A Marseille, les premiers collages ont incité un groupe d’ami.es à créer leur propre mouvement de collage en septembre 2019 sur le principe de l’intersectionnalité. Nous sommes un collectif sans chef.fe et sans hiérarchie. Lorsque l’un.e de nous a une idée de phrase, on la propose au collectif qui la valide ou non.
L’intérêt de ce moyen d’action se trouve aussi dans la large audience qu’il peut toucher. La rue étant un lieu public, nos messages sont vus par des gens de classes sociales, de genres et d’âges différents ; ils peuvent atteindre tout le monde. De la femme victime de violence qui y trouve du soutien au vieux monsieur retraité qui ne comprend rien au féminisme et que notre message va peut-être faire réfléchir, nous nous trouvons face à toutes sortes de réactions.
During the communist era in Poland, art was part of the socialist party’s propaganda and free art was censored. However, artists created politically engaged art, openly provoking or hiding ‘politically incorrect’ content between the lines. The political role of art is very much needed again today. As an artist, I have always addressed political, social and religious themes in my work. Since I have become involved in activism, I am practically still doing the same thing – engaged art, only that it is shown on the street, seen by crowds and not by a narrow circle of people interested in art. As an artist, I see this as a challenge to myself and my work, to seek a definition of art.

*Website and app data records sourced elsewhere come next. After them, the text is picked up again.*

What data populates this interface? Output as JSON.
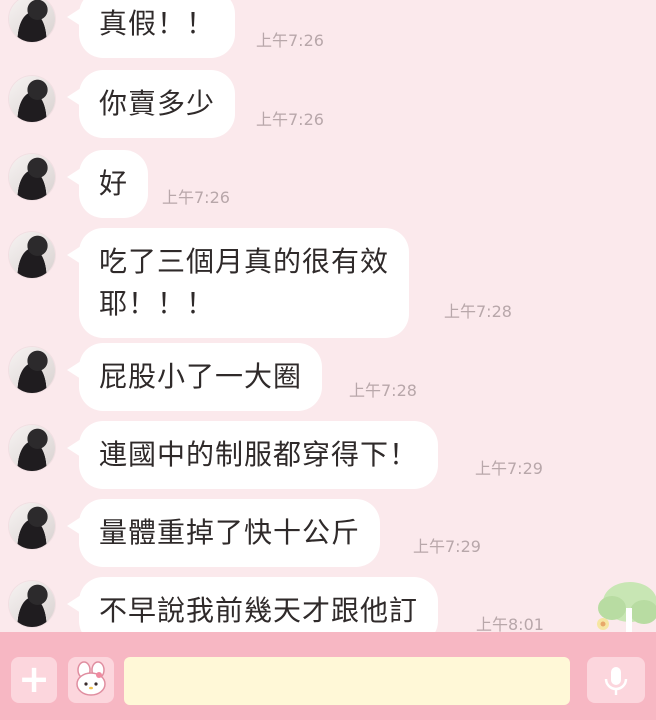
{
  "messages": [
    {
      "text": "真假！！",
      "time": "上午7:26"
    },
    {
      "text": "你賣多少",
      "time": "上午7:26"
    },
    {
      "text": "好",
      "time": "上午7:26"
    },
    {
      "text": "吃了三個月真的很有效\n耶！！！",
      "time": "上午7:28"
    },
    {
      "text": "屁股小了一大圈",
      "time": "上午7:28"
    },
    {
      "text": "連國中的制服都穿得下！",
      "time": "上午7:29"
    },
    {
      "text": "量體重掉了快十公斤",
      "time": "上午7:29"
    },
    {
      "text": "不早說我前幾天才跟他訂",
      "time": "上午8:01"
    }
  ],
  "input": {
    "value": "",
    "placeholder": ""
  },
  "colors": {
    "background": "#fbe9ec",
    "bubble": "#ffffff",
    "bottom_bar": "#f7b7c3",
    "input_field": "#fff8d7",
    "timestamp": "#b8a7aa"
  },
  "icons": {
    "add": "plus-icon",
    "sticker": "melody-sticker-icon",
    "voice": "microphone-icon",
    "decoration": "tree-icon"
  }
}
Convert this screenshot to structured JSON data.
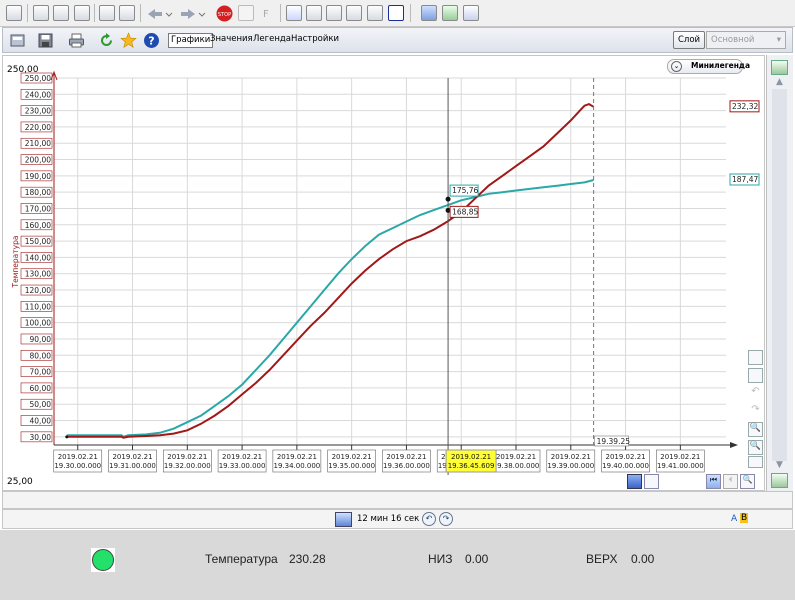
{
  "toolbar2": {
    "tabs": [
      {
        "label": "Графики",
        "active": true
      },
      {
        "label": "Значения",
        "active": false
      },
      {
        "label": "Легенда",
        "active": false
      },
      {
        "label": "Настройки",
        "active": false
      }
    ],
    "layer_button": "Слой",
    "layer_select": "Основной"
  },
  "chart": {
    "minilegend_label": "Минилегенда",
    "ymax_label": "250,00",
    "ymin_label": "25,00",
    "ylabel": "Температура",
    "colors": {
      "red": "#a01818",
      "teal": "#2aa8a8"
    },
    "cursor_time": "2019.02.21\n19.36.45.609",
    "cursor_values": {
      "teal": "175,76",
      "red": "168,85"
    },
    "end_time_label": "19.39.25",
    "end_values": {
      "red": "232,32",
      "teal": "187,47"
    }
  },
  "chart_data": {
    "type": "line",
    "ylabel": "Температура",
    "ylim": [
      25,
      250
    ],
    "yticks": [
      "30,00",
      "40,00",
      "50,00",
      "60,00",
      "70,00",
      "80,00",
      "90,00",
      "100,00",
      "110,00",
      "120,00",
      "130,00",
      "140,00",
      "150,00",
      "160,00",
      "170,00",
      "180,00",
      "190,00",
      "200,00",
      "210,00",
      "220,00",
      "230,00",
      "240,00",
      "250,00"
    ],
    "xtick_labels": [
      "2019.02.21 19.30.00.000",
      "2019.02.21 19.31.00.000",
      "2019.02.21 19.32.00.000",
      "2019.02.21 19.33.00.000",
      "2019.02.21 19.34.00.000",
      "2019.02.21 19.35.00.000",
      "2019.02.21 19.36.00.000",
      "2019.02.21 19.37.00.000",
      "2019.02.21 19.38.00.000",
      "2019.02.21 19.39.00.000",
      "2019.02.21 19.40.00.000",
      "2019.02.21 19.41.00.000"
    ],
    "xlim": [
      "19:29:34",
      "19:41:50"
    ],
    "grid": true,
    "series": [
      {
        "name": "teal",
        "color": "#2aa8a8",
        "points": [
          [
            "19:29:48",
            31
          ],
          [
            "19:30:48",
            31
          ],
          [
            "19:30:50",
            30
          ],
          [
            "19:30:55",
            31
          ],
          [
            "19:31:15",
            31.5
          ],
          [
            "19:31:30",
            32.5
          ],
          [
            "19:31:45",
            35
          ],
          [
            "19:32:00",
            39
          ],
          [
            "19:32:15",
            43
          ],
          [
            "19:32:30",
            49
          ],
          [
            "19:32:45",
            55
          ],
          [
            "19:33:00",
            62
          ],
          [
            "19:33:15",
            71
          ],
          [
            "19:33:30",
            80
          ],
          [
            "19:33:45",
            90
          ],
          [
            "19:34:00",
            100
          ],
          [
            "19:34:15",
            110
          ],
          [
            "19:34:30",
            120
          ],
          [
            "19:34:45",
            130
          ],
          [
            "19:35:00",
            139
          ],
          [
            "19:35:15",
            147
          ],
          [
            "19:35:30",
            154
          ],
          [
            "19:35:45",
            158
          ],
          [
            "19:36:00",
            162
          ],
          [
            "19:36:15",
            166
          ],
          [
            "19:36:30",
            169
          ],
          [
            "19:36:45",
            172
          ],
          [
            "19:37:00",
            175
          ],
          [
            "19:37:15",
            177
          ],
          [
            "19:37:30",
            179
          ],
          [
            "19:37:45",
            180
          ],
          [
            "19:38:00",
            181
          ],
          [
            "19:38:15",
            182
          ],
          [
            "19:38:30",
            183
          ],
          [
            "19:38:45",
            184
          ],
          [
            "19:39:00",
            185
          ],
          [
            "19:39:15",
            186
          ],
          [
            "19:39:25",
            187.47
          ]
        ]
      },
      {
        "name": "red",
        "color": "#a01818",
        "points": [
          [
            "19:29:48",
            30
          ],
          [
            "19:30:48",
            30
          ],
          [
            "19:30:50",
            29.5
          ],
          [
            "19:30:55",
            30
          ],
          [
            "19:31:15",
            30.5
          ],
          [
            "19:31:30",
            31
          ],
          [
            "19:31:45",
            32
          ],
          [
            "19:32:00",
            34
          ],
          [
            "19:32:15",
            38
          ],
          [
            "19:32:30",
            43
          ],
          [
            "19:32:45",
            49
          ],
          [
            "19:33:00",
            56
          ],
          [
            "19:33:15",
            63
          ],
          [
            "19:33:30",
            71
          ],
          [
            "19:33:45",
            80
          ],
          [
            "19:34:00",
            89
          ],
          [
            "19:34:15",
            98
          ],
          [
            "19:34:30",
            106
          ],
          [
            "19:34:45",
            115
          ],
          [
            "19:35:00",
            124
          ],
          [
            "19:35:15",
            132
          ],
          [
            "19:35:30",
            139
          ],
          [
            "19:35:45",
            145
          ],
          [
            "19:36:00",
            150
          ],
          [
            "19:36:15",
            153
          ],
          [
            "19:36:30",
            157
          ],
          [
            "19:36:45",
            162
          ],
          [
            "19:37:00",
            168
          ],
          [
            "19:37:15",
            176
          ],
          [
            "19:37:30",
            184
          ],
          [
            "19:37:45",
            190
          ],
          [
            "19:38:00",
            196
          ],
          [
            "19:38:15",
            202
          ],
          [
            "19:38:30",
            208
          ],
          [
            "19:38:45",
            216
          ],
          [
            "19:39:00",
            224
          ],
          [
            "19:39:10",
            230
          ],
          [
            "19:39:15",
            233
          ],
          [
            "19:39:20",
            234
          ],
          [
            "19:39:25",
            232.32
          ]
        ]
      }
    ]
  },
  "navbar": {
    "duration": "12 мин 16 сек",
    "ab_a": "A",
    "ab_b": "B"
  },
  "status": {
    "indicator_color": "#22e06a",
    "temp_label": "Температура",
    "temp_value": "230.28",
    "low_label": "НИЗ",
    "low_value": "0.00",
    "high_label": "ВЕРХ",
    "high_value": "0.00"
  },
  "icons": [
    "save-icon",
    "print-icon",
    "refresh-icon",
    "star-icon",
    "help-icon",
    "stop-icon",
    "back-icon",
    "forward-icon",
    "home-icon",
    "zoom-in-icon",
    "zoom-out-icon"
  ]
}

During the discussion on May 24, 2022 we were gathering different local and translocal experiences with cross-movement alliances driven by queer-feminist initiatives.First, the activists from Bulgaria, Spain, Switzerland and France were bringing in reports on queer-feminist interventions in social struggles within their local contexts. We were talking about queer-feminist protest against neoliberal reforms of social services, as well as queer-feminist initiatives for social housing and opposition against nationalist, right wing politics. Second, we were getting to know the transnational feminist network “Essential Autonomous Struggles Transnational” (EAST). We were learning more about EAST’s queer-feminist approach to connect social struggles of migrants, care workers, women and LGBTQI-communities on a transnational level.
his episode features an extended conversation with feminist Johanna Bouchardeau, veteran activist of Longomaï and founding member of the feminist library and space Agate, armoise et salamandre – corps et politique in Fourcalquier. This is a storytelling kind of episode – tune into Johannas voice and enjoy stories of the founding of Longomaï in the 70s, how it linked the militant underground with local peasant struggles, the many dimensions of its internationalist work, feminist challenges and perspectives, and much more.

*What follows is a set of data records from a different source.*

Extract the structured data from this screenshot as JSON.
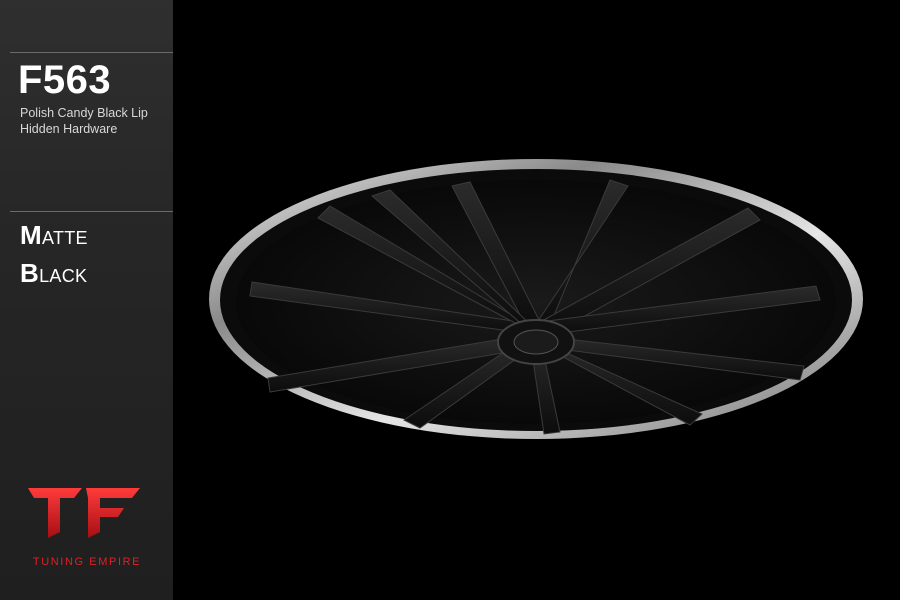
{
  "product": {
    "model": "F563",
    "spec_line_1": "Polish Candy Black  Lip",
    "spec_line_2": "Hidden Hardware",
    "finish_word_1_initial": "M",
    "finish_word_1_rest": "atte",
    "finish_word_2_initial": "B",
    "finish_word_2_rest": "lack"
  },
  "brand": {
    "name": "TUNING EMPIRE",
    "logo": "tf-logo",
    "logo_color": "#e21f26"
  },
  "colors": {
    "background": "#000000",
    "sidebar": "#2a2a2a",
    "lip": "#bfbfbf",
    "wheel_face": "#0e0e0e"
  }
}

This episode features a conversation with Rosemary Rojas, from the Border Agricultural Workers Project and The Border Women’s Project in El Paso, Texas. Since 1994, the project has supported and assisted agricultural workers crossing the US/Mexico border and their families, and is part of La Via Campesina. We speak to Rosemary about workers and feminist struggles in the region, and the efforts to ensure safe working conditions during the pandemic.
In this episode we speak to Attila Szocs of Ecoruralis, a 14,000 member-strong peasant farmer organization in Romania that is part of La Via Campesina Europe. The first part of this episode explores the work of Ecoruralis at the community level: their seed house, peasant-to-peasant knowledge exchanges, local production and distribution networks, Ecoruralis’ approach to agroecology and organization, and the horizon for strengthening rural feminism.

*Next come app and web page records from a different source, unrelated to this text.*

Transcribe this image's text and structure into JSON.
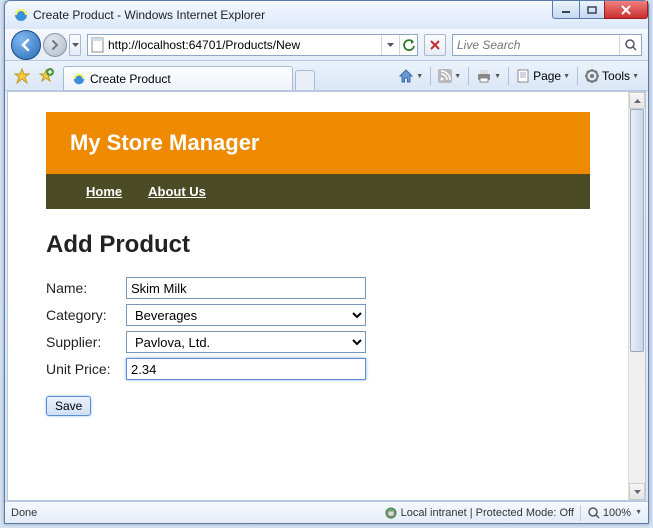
{
  "window": {
    "title": "Create Product - Windows Internet Explorer"
  },
  "nav": {
    "url": "http://localhost:64701/Products/New",
    "search_placeholder": "Live Search"
  },
  "tab": {
    "title": "Create Product"
  },
  "toolbar": {
    "page_label": "Page",
    "tools_label": "Tools"
  },
  "site": {
    "banner_title": "My Store Manager",
    "nav_links": {
      "home": "Home",
      "about": "About Us"
    }
  },
  "content": {
    "heading": "Add Product",
    "labels": {
      "name": "Name:",
      "category": "Category:",
      "supplier": "Supplier:",
      "unit_price": "Unit Price:"
    },
    "values": {
      "name": "Skim Milk",
      "category": "Beverages",
      "supplier": "Pavlova, Ltd.",
      "unit_price": "2.34"
    },
    "save_label": "Save"
  },
  "status": {
    "left": "Done",
    "zone": "Local intranet | Protected Mode: Off",
    "zoom": "100%"
  }
}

This time-travel session takes us from desirable futures back to our complicated past, asking: How do we imagine transformation? Centering on a performative interview with Amaranta Herrero and Dimitris Papadopoulos, set in 2050, this session engages the playful and transdisciplinary method of the Future Archive project. Animating and complicating questions of what is desirable, this session encourages to go beyond strictly utopian and dystopian visions of the future, based on their own implicatedness in worlds and struggles.
The pandemic, like other unfolding and coming ecological crises, profoundly reshapes the terrain upon which social movements operate and emerge. We held a workshop in order to discuss different terrains of struggle over housing, reproductive rights, and ecology. Here we are allocating recordings of the talks and of the discussion on May 21st as well as further reflections on the workshop on May 22nd.